Taking something old and making it new again is an idea as old as mankind itself. Ever since our ancestors took sticks and stones and crafted spears for hunting, we have sought to take already existing ideas and turn them into something greater than the sum of their parts.
At SparkLabKC, many of the start-ups founders we meet have an intuition for spotting new uses for old products as much as they are coming up with disruptive new ideas no one has thought about before. More often than not, these entrepreneurs are repurposing an old idea in a new space.
In fact, most would say that there are no new ideas….just old ideas revived in a new way. Many successful products, like WD-40, Kleenex®, and Post-it Notes, were first intended to have different uses than what they have today. Being able to make connections and see opportunities is half the battle when it comes to repurposing old technologies.
How can we take something old and antiquated and make it new, efficient, and profitable?
Steve Jobs defined creativity as taking old experiences and ideas and applying them in new ways:
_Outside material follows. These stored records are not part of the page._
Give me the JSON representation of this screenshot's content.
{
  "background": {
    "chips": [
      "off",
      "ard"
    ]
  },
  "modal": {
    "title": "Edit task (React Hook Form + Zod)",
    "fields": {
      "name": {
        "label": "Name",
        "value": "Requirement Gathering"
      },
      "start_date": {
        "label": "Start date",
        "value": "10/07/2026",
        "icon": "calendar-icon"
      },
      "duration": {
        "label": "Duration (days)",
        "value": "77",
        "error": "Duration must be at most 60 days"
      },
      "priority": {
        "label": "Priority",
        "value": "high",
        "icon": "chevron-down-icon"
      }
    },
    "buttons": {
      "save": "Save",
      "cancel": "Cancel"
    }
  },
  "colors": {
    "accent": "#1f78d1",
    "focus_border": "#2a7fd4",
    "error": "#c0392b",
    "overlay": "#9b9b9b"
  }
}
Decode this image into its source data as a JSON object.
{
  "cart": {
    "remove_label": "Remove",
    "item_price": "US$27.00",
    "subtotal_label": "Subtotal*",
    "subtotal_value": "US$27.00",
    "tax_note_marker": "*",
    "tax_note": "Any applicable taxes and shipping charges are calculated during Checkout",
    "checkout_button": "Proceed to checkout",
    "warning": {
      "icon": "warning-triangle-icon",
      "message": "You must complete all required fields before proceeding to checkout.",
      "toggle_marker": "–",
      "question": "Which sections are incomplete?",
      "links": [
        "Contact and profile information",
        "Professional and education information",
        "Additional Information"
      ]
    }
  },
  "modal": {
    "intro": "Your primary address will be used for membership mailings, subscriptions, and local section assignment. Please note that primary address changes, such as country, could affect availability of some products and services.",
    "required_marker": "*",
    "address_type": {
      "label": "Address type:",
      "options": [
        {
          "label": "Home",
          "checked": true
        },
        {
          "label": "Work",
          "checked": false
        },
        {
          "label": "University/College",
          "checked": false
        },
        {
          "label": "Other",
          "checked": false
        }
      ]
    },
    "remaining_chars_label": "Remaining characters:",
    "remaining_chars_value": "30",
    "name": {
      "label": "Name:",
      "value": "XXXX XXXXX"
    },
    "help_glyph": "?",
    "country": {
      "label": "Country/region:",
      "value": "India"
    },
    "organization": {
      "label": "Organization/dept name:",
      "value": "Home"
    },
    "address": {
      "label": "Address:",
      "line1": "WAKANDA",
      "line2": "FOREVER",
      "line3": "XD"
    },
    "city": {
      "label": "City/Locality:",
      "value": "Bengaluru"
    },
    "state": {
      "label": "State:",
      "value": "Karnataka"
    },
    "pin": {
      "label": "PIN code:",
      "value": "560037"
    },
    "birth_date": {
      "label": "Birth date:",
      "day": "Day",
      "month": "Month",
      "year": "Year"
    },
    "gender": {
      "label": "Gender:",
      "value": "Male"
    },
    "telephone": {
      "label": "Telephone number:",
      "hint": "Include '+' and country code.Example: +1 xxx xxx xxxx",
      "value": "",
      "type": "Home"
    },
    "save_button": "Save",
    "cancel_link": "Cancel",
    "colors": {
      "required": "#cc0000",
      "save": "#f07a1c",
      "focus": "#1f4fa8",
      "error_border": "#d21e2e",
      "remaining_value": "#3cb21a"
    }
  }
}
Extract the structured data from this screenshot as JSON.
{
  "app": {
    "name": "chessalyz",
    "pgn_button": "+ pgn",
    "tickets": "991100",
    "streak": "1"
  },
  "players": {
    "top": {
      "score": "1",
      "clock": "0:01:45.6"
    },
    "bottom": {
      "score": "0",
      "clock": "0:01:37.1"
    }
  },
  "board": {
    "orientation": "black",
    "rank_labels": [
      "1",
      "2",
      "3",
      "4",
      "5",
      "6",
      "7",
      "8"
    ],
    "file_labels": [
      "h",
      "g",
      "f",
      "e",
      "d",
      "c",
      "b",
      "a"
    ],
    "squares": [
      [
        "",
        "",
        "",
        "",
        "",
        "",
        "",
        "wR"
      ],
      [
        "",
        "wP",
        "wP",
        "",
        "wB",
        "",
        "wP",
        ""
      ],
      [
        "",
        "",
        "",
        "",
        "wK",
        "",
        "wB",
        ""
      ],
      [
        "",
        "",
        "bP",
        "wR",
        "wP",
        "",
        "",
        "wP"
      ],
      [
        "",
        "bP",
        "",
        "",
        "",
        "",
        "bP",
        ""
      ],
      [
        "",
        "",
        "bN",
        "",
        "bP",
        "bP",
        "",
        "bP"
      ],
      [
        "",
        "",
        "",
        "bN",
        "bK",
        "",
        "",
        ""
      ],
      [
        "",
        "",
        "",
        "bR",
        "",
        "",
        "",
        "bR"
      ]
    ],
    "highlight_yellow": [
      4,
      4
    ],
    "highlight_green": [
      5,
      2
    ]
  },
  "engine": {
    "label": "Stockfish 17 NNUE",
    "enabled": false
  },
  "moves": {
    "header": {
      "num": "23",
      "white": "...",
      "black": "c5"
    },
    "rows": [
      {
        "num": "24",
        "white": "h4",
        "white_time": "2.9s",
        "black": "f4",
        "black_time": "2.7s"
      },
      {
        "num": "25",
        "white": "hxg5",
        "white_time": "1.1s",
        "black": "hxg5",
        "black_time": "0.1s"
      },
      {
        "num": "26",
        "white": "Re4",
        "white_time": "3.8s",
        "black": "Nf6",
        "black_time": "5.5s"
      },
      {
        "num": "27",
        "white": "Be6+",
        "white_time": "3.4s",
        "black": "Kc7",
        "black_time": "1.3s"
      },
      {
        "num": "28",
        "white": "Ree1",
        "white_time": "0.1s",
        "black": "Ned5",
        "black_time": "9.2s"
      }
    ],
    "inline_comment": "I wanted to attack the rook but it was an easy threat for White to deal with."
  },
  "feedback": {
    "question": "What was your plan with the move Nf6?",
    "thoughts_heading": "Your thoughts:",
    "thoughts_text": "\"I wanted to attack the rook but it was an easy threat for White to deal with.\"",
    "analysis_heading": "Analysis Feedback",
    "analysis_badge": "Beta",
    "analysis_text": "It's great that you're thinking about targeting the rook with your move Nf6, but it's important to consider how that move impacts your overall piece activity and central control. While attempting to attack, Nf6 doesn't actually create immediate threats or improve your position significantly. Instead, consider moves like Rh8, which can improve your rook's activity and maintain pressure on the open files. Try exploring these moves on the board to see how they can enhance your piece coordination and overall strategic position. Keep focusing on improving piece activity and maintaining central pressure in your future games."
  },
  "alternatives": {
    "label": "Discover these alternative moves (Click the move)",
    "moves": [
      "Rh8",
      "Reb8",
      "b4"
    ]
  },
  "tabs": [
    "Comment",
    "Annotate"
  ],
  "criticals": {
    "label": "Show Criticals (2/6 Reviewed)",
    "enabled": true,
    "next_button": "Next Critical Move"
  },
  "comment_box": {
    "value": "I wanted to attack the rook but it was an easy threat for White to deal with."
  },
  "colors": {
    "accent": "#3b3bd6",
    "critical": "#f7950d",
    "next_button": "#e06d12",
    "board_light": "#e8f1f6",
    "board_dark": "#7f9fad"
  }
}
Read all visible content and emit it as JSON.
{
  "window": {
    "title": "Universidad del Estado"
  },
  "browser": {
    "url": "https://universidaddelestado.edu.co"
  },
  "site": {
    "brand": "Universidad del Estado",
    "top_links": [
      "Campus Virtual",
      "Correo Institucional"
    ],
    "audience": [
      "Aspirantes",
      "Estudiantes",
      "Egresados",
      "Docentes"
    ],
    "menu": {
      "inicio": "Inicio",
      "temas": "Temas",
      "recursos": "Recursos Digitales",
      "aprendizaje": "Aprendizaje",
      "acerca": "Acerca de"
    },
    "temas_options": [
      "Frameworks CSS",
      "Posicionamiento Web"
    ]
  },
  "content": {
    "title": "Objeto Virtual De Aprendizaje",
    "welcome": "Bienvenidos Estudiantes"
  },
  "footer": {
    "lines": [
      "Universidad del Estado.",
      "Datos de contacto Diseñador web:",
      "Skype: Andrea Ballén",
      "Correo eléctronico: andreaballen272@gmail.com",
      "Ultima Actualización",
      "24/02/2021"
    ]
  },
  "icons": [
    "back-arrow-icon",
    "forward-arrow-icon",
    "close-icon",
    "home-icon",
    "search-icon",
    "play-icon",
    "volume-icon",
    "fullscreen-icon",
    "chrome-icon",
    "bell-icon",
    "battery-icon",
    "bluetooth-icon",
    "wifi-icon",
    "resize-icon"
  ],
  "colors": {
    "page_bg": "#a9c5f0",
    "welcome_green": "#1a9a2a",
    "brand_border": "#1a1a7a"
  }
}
Creativity is just connecting things. When you ask creative people how they did something, they feel guilty because they are able to connect experiences they’ve had and synthesize new things.
This way of thinking can be applied when looking for new purposes for old products and services. At SparkLabKC, we encourage startups in the program to look to existing products and business models for innovative ideas. But how do we spot things in technology, products, businesses, or brands that can be revived?
To revive old products, you must spot new opportunities
One example of a repurposed product is propane. You probably think of lighting up the grill on the back patio when the image of a propane tank comes to mind, but there are many additional uses for the alternate energy source. According to the U.S. Department of Energy, there has been an increase in propane-fueled vehicles in the United States.
There are many reasons for people to abandon petroleum and switch to propane: it’s cheaper, it’s environmentally friendly, it’s healthier for people, and the vast majority of propane used in the United States is produced in the United States. The propane industry was able to understand the wide range of opportunities the market presented, and applied their product to the need.
With the increase of gas prices, the government has been promoting the use of propane as alternative fuel for vehicles that range from agricultural equipment to off-road entertainment vehicles. There is now an entire aspect of the propane industry that deals with converting vehicles that were once gasoline fueled to being propane fueled.
3 Principles for Product Revival
What are some necessary steps to reviving a product, brand, service, or technology? At Eidson & Partners, we believe there are universal principles that can be used to see if a product should and can be repurposed.
1. Listen to the Market
Finding the space in the market that your product will occupy is vital. Don’t be afraid to use existing market research. Market research can look like anything from reading insightful interviews to examining user demographics. Any kind of information can be helpful in forming the vision of what your product can be.
2. The Product Must Help Tell Your Story
Make sure the product aligns with your brand story. Would Nike market a sugary drink? Would Apple market a product with poor user-interface? Would Chipotle market a menu item with no organic ingredients?
If a product doesn’t align with your brand then it shouldn’t be revived. Sometimes repurposing of an entire brand can be bolstered by the revival of one product. For example, in 1998 on the verge of bankruptcy, Apple released the iMac. A beautifully designed personal computer was needed in the marketplace, and Steve Jobs knew it. The success of the iMac triggered the uptick of Apple, which went on to develop the iPod, iPhone, and iPad in the decade after.
3. Expand Your Reach
Revive a product only if it will guarantee entry into a new area of the market. The product doesn’t have to be a world changing idea – it’s also great to hit niche markets. Being able to reach further markets plays into the above two steps. By knowing what market to reach based off research, your product will be able to better tell your brand story to a wider audience.
As you’ve read, repurposing old technology isn’t as simple as attaching a rock and branch together to make a spear like our Neanderthal ancestors did. But if you take the time and effort to spot possible products that are ripe for repurposing, it can be well worth the effort for you and your customers.